*WORK INSTRUCTION*. Take each line of the entries below that contains "JSON" and copy it.

*SOURCE MATERIAL*.
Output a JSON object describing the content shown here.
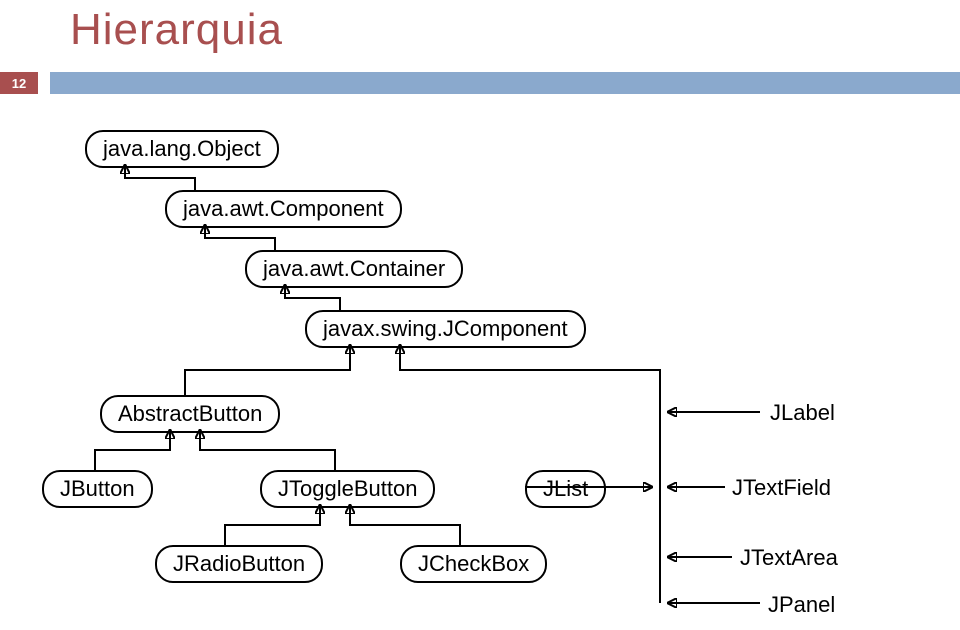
{
  "title": "Hierarquia",
  "page_number": "12",
  "nodes": {
    "object": "java.lang.Object",
    "component": "java.awt.Component",
    "container": "java.awt.Container",
    "jcomponent": "javax.swing.JComponent",
    "abstractbutton": "AbstractButton",
    "jbutton": "JButton",
    "jtogglebutton": "JToggleButton",
    "jradiobutton": "JRadioButton",
    "jcheckbox": "JCheckBox",
    "jlist": "JList",
    "jlabel": "JLabel",
    "jtextfield": "JTextField",
    "jtextarea": "JTextArea",
    "jpanel": "JPanel"
  }
}
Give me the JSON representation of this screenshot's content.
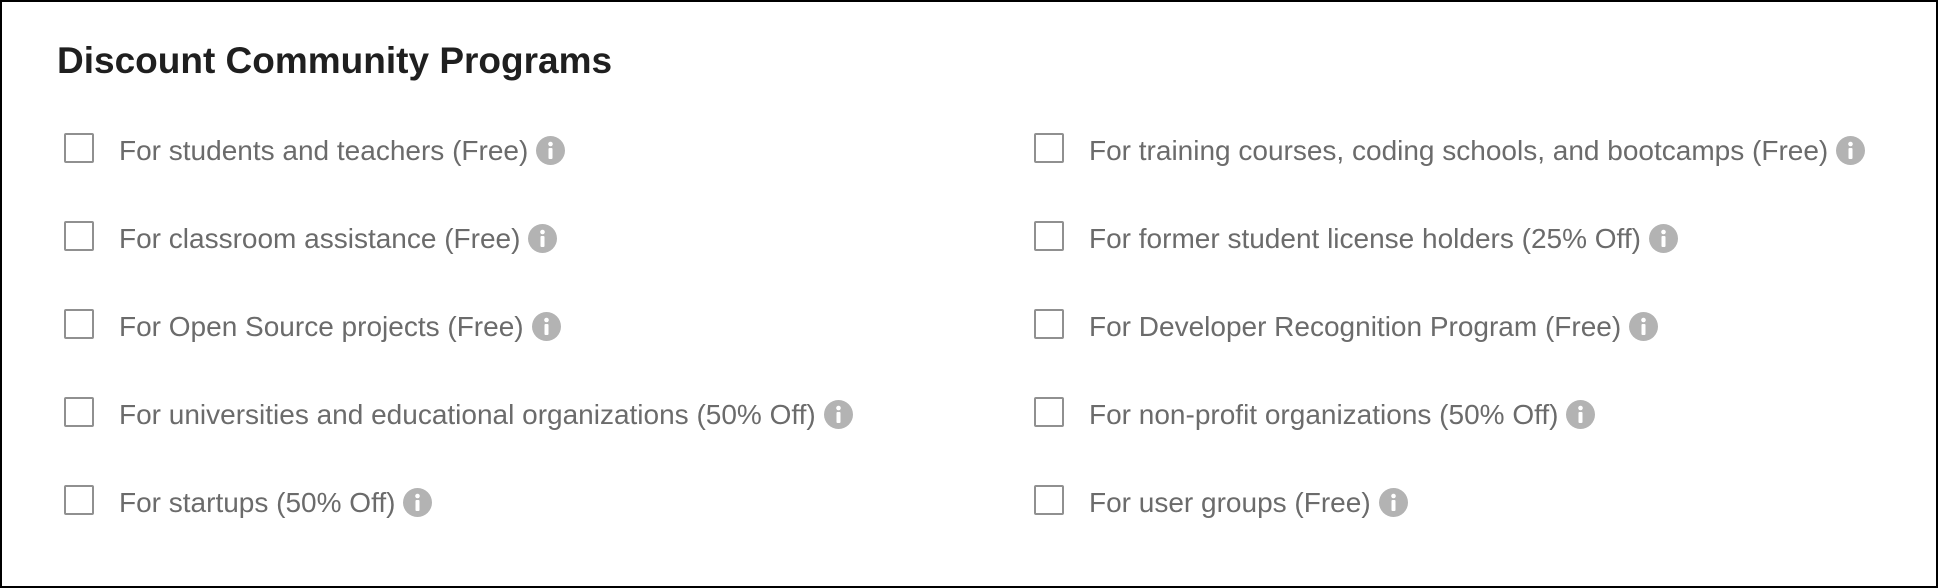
{
  "title": "Discount Community Programs",
  "left_column": [
    {
      "label": "For students and teachers (Free)",
      "checked": false,
      "icon": "info-icon"
    },
    {
      "label": "For classroom assistance (Free)",
      "checked": false,
      "icon": "info-icon"
    },
    {
      "label": "For Open Source projects (Free)",
      "checked": false,
      "icon": "info-icon"
    },
    {
      "label": "For universities and educational organizations (50% Off)",
      "checked": false,
      "icon": "info-icon"
    },
    {
      "label": "For startups (50% Off)",
      "checked": false,
      "icon": "info-icon"
    }
  ],
  "right_column": [
    {
      "label": "For training courses, coding schools, and bootcamps (Free)",
      "checked": false,
      "icon": "info-icon"
    },
    {
      "label": "For former student license holders (25% Off)",
      "checked": false,
      "icon": "info-icon"
    },
    {
      "label": "For Developer Recognition Program (Free)",
      "checked": false,
      "icon": "info-icon"
    },
    {
      "label": "For non-profit organizations (50% Off)",
      "checked": false,
      "icon": "info-icon"
    },
    {
      "label": "For user groups (Free)",
      "checked": false,
      "icon": "info-icon"
    }
  ],
  "colors": {
    "title": "#1f1f1f",
    "label": "#6b6b6b",
    "checkbox_border": "#909090",
    "info_icon": "#b3b3b3"
  }
}
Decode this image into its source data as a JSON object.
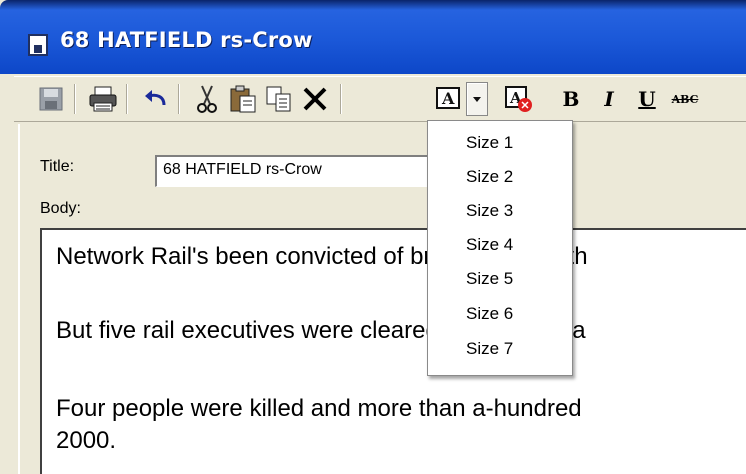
{
  "window": {
    "title": "68 HATFIELD rs-Crow"
  },
  "toolbar": {
    "buttons": [
      "save",
      "print",
      "undo",
      "cut",
      "paste",
      "copy",
      "delete",
      "font-size",
      "font-color",
      "bold",
      "italic",
      "underline",
      "strikethrough"
    ],
    "bold_label": "B",
    "italic_label": "I",
    "underline_label": "U",
    "strike_label": "ABC",
    "fontsize_label": "A"
  },
  "form": {
    "title_label": "Title:",
    "title_value": "68 HATFIELD rs-Crow",
    "body_label": "Body:",
    "body_paragraphs": [
      "Network Rail's been convicted of breaching health",
      "But five rail executives were cleared at the Old Ba",
      "Four people were killed and more than a-hundred",
      "2000."
    ]
  },
  "size_menu": {
    "items": [
      "Size 1",
      "Size 2",
      "Size 3",
      "Size 4",
      "Size 5",
      "Size 6",
      "Size 7"
    ]
  },
  "colors": {
    "titlebar": "#1b58d8",
    "chrome": "#ece9d8",
    "delete_icon": "#000000",
    "font_color_badge": "#e02020"
  }
}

*WRITTEN RESPONSE*.
Output a JSON object describing the content shown here.
Give me the JSON representation of this screenshot's content.
Decode this image into its source data as a JSON object.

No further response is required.